Caribbean waters under threat
Washington – A new study by the American University says that nitrogen pollution in coastal ecosystems, the result of widespread use of synthetic agricultural fertilizers and human sewage, leads to decreased water transparency and the loss of desirable fish species.
The study also said that the emergence of toxic phytoplankton species, such as the algae behind the renowned “red tides” that kill fish, is increasingly polluting Caribbean ecosystems.
The study, published in the journal, “Global Change Biology,” finds that while fertilizer has been the dominant source of nitrogen pollution in Caribbean coastal ecosystems for the past 50 years, such pollution is on the decline.
It says this is in part to the introduction of “more advanced, environmentally responsible agricultural practices during the last decade.”
But now, researchers found that sewage-derived nitrogen is increasingly becoming the top source of such pollution in those areas.
“We can’t simply say our coastal ecosystem is being polluted by nitrogen,” said Kiho Kim, one of the study’s authors and chair of environmental science at American University.

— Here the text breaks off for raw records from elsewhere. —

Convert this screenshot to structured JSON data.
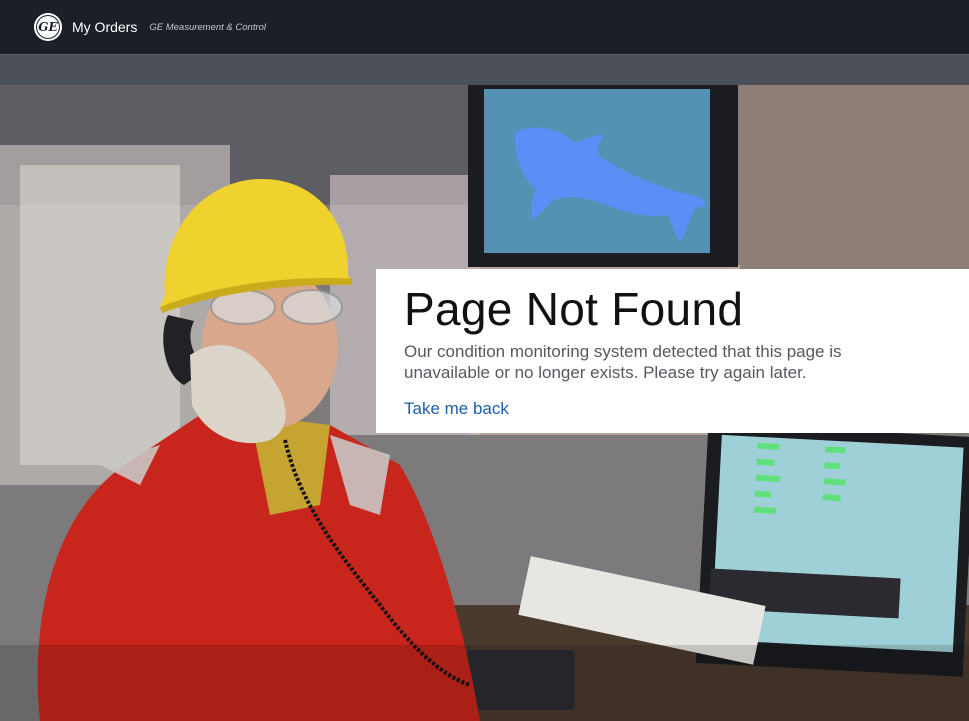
{
  "header": {
    "logo_text": "GE",
    "title": "My Orders",
    "subtitle": "GE Measurement & Control"
  },
  "error_card": {
    "heading": "Page Not Found",
    "message": "Our condition monitoring system detected that this page is unavailable or no longer exists. Please try again later.",
    "link_label": "Take me back"
  },
  "colors": {
    "topbar": "#1a1f28",
    "subbar": "#4b5058",
    "link": "#1d5fa8",
    "whale": "#5b8ff5"
  }
}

“The consequences may be the same, but differentiating the source of the pollutants is critical to crafting sustainable solutions—you can’t fix a problem if you don’t know what’s causing it,” he added.
Through a chemical analysis of 300 coral samples from the Smithsonian Institution’s National Museum of Natural History’s Invertebrate Zoology Collection, Kim and some American University graduate students reconstructed a record of nitrogen inputs into the Caribbean over the last 150 years. Agricultural and sewage pollution create different signatures in organisms like coral.

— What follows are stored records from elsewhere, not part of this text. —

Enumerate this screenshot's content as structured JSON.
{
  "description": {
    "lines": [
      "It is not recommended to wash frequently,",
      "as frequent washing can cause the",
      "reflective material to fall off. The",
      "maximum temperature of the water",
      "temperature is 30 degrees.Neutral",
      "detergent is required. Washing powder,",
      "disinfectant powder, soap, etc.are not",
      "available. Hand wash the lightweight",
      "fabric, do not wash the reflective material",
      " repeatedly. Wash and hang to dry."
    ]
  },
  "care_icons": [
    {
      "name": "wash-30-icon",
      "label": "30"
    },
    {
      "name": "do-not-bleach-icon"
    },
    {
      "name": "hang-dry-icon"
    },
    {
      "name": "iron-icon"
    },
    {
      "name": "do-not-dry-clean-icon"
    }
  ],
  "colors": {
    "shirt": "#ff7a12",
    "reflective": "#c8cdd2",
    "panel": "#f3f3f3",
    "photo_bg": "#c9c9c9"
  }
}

“We determined that poor storm water management and waste water treatment were really to blame over the last decade for nitrogen pollution in the Caribbean,” Kim said, adding “our next step is to document this process in action.”

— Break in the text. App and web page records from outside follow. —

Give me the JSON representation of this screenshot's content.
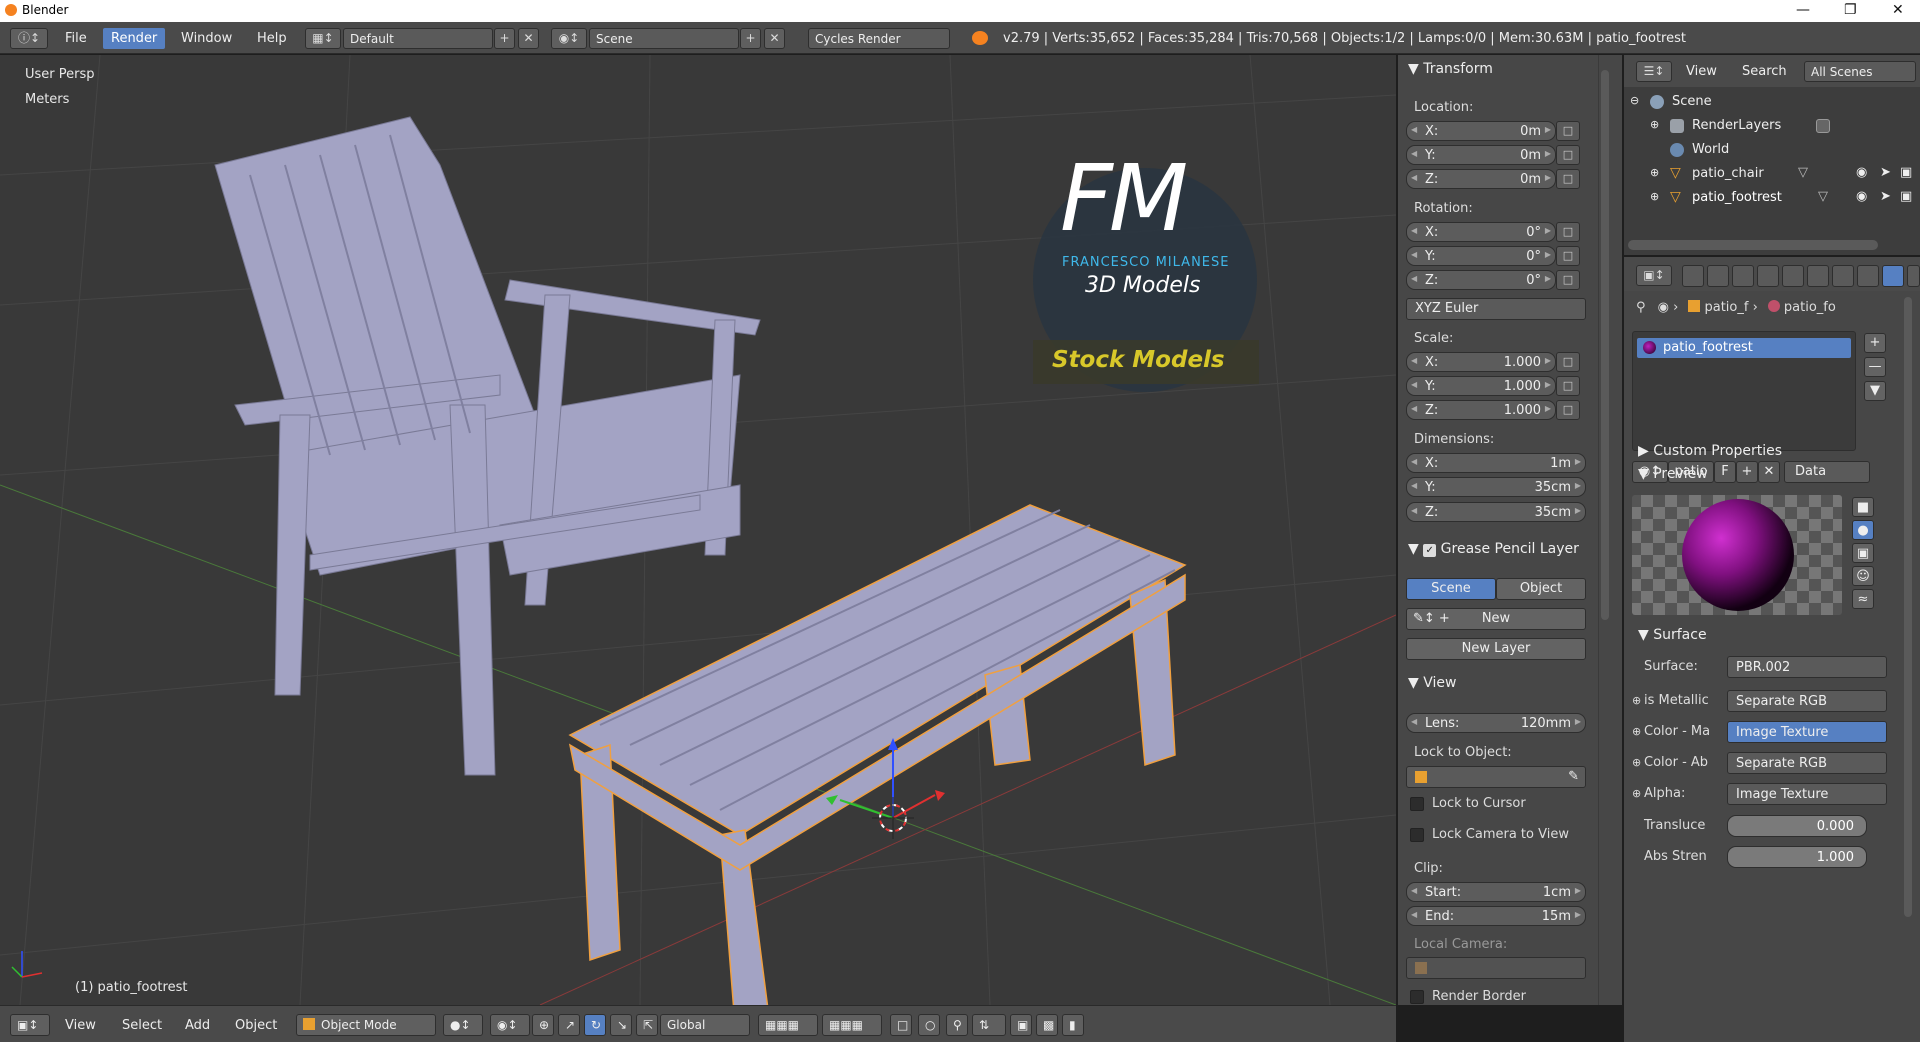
{
  "window": {
    "title": "Blender"
  },
  "menubar": {
    "file": "File",
    "render": "Render",
    "window": "Window",
    "help": "Help",
    "layout": "Default",
    "scene": "Scene",
    "engine": "Cycles Render",
    "stats": "v2.79 | Verts:35,652 | Faces:35,284 | Tris:70,568 | Objects:1/2 | Lamps:0/0 | Mem:30.63M | patio_footrest"
  },
  "viewport": {
    "view_name": "User Persp",
    "units": "Meters",
    "selected_object": "(1) patio_footrest",
    "watermark": {
      "initials": "FM",
      "name": "FRANCESCO MILANESE",
      "subtitle": "3D Models",
      "badge": "Stock Models"
    }
  },
  "viewport_header": {
    "view": "View",
    "select": "Select",
    "add": "Add",
    "object": "Object",
    "mode": "Object Mode",
    "orientation": "Global"
  },
  "npanel": {
    "transform": {
      "title": "Transform",
      "location_label": "Location:",
      "location": {
        "x": "0m",
        "y": "0m",
        "z": "0m"
      },
      "rotation_label": "Rotation:",
      "rotation": {
        "x": "0°",
        "y": "0°",
        "z": "0°"
      },
      "rotation_mode": "XYZ Euler",
      "scale_label": "Scale:",
      "scale": {
        "x": "1.000",
        "y": "1.000",
        "z": "1.000"
      },
      "dimensions_label": "Dimensions:",
      "dimensions": {
        "x": "1m",
        "y": "35cm",
        "z": "35cm"
      },
      "axis_x": "X:",
      "axis_y": "Y:",
      "axis_z": "Z:"
    },
    "grease_pencil": {
      "title": "Grease Pencil Layer",
      "scene": "Scene",
      "object": "Object",
      "new": "New",
      "new_layer": "New Layer"
    },
    "view": {
      "title": "View",
      "lens_label": "Lens:",
      "lens": "120mm",
      "lock_object": "Lock to Object:",
      "lock_cursor": "Lock to Cursor",
      "lock_camera": "Lock Camera to View",
      "clip": "Clip:",
      "start_label": "Start:",
      "start": "1cm",
      "end_label": "End:",
      "end": "15m",
      "local_camera": "Local Camera:",
      "render_border": "Render Border"
    }
  },
  "outliner": {
    "view": "View",
    "search": "Search",
    "filter": "All Scenes",
    "items": [
      {
        "label": "Scene"
      },
      {
        "label": "RenderLayers"
      },
      {
        "label": "World"
      },
      {
        "label": "patio_chair"
      },
      {
        "label": "patio_footrest"
      }
    ]
  },
  "properties": {
    "breadcrumb_obj": "patio_f",
    "breadcrumb_mat": "patio_fo",
    "material_slot": "patio_footrest",
    "material_name": "patio",
    "fake_user": "F",
    "link": "Data",
    "custom_props": "Custom Properties",
    "preview": "Preview",
    "surface_title": "Surface",
    "surface_label": "Surface:",
    "surface_value": "PBR.002",
    "inputs": [
      {
        "label": "is Metallic",
        "value": "Separate RGB"
      },
      {
        "label": "Color - Ma",
        "value": "Image Texture"
      },
      {
        "label": "Color - Ab",
        "value": "Separate RGB"
      },
      {
        "label": "Alpha:",
        "value": "Image Texture"
      }
    ],
    "translucence_label": "Transluce",
    "translucence": "0.000",
    "abs_label": "Abs Stren",
    "abs": "1.000"
  }
}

To do this, Kim said he will focus on coral samples from the coastal areas of Guam, a small Pacific island that during the next four years will experience a population increase of 20 percent as the US military relocates marines from Okinawa, Japan to Guam.
Kim said the transition presents a “unique opportunity to observe and document, in real time,” the impact of increased sewage-derived nitrogen on the health of the coral reefs.
He has already collected some baseline data in Guam, thanks to a small grant from the National Oceanic and Atmospheric Administration. (CMC)